I've been struggling with it a lot recently. There are so many talented people in this industry. It's easy to look at every single one as competition, but the fact is, they're not! Each has their own specific style, and does things their own specific way. This reflection led me to reminiscing about my art school days, which brought to mind a comment one of my classmates made during a critique during our photo history class. For al that I am loud and brash and love bright colors, there's a lot of the pictorialists in my photos. For example, this one:
Or this one here:
(Both were shot on 4x5 film with a self built pinhole camera and printed in the darkroom)
Pictorialism? What is that? Way back in the dawn of photography, photos were made on heavyweight art paper. The emulsions (the light sensitive solution) were painted on by had or coated with a glass rod. As film was developed, toward the end of the 19th century, photographers started constructing images. Some were simply exploring light and dark (or chiaroscuro), some created fanciful scenes, others simply explored the human body and the world around them. The one unifying factor is the soft, dream-like effect of these images.
Some of the most famous artists of the 20th century actually began as pictorialists. Ansel Adams, Imogen Cunningham, Edward Steichen and Edward Weston all have their roots in it. They moved on to other styles and other work, as artists do, but you can still see the hints of it here and there in their work.
Here's one of Imogen Cunningham's (who happens to be one of my favorite photographers ever!):

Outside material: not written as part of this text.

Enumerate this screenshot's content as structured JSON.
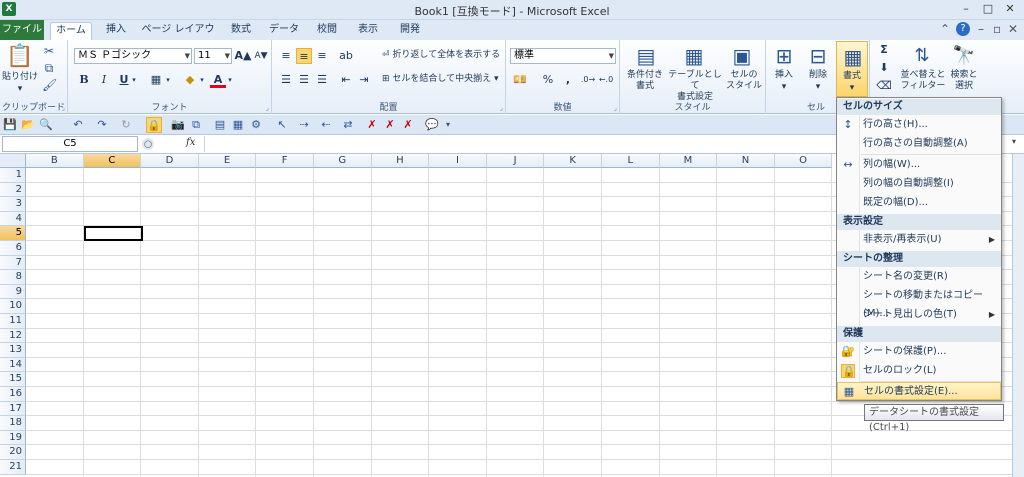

What does that have to do with modern photography? We all use digital, right? Well, the thing is, the camera is just a tool. No matter whether you're using film or digital, the fact is , we all see the world in a unique way. One of the ways I've always seen the world is a bit dreamy, sometimes dreary, sometimes so bright and colorful it hurts your eyes. No matter how I try, those razor sharp edges just never seem to happen. I always err toward capturing it as I see it as opposed to what my camera sees. My camera has always been an extension of my hand, eyes and brain, with certain settings always coming to the fore. Pictorialism isn't about documenting exactly what's out there, it's about creating an image. It's about intention. It's about feeling and daydreaming and all sorts of wonderful things. I like the feel of it, the idea that instad of spot on everything, I'm allowed to ignore a few things and go with my gut.
This summer I'll be exploring my beloved film world a bit more. Right now I have no darkroom, no enlarger, just a basement and some knowledge on non-silver, contact printing techniques. This summer I'm going to attempt to capture my inner pictorialist.
This is the first in a series of short articles I'll be posting on photo history.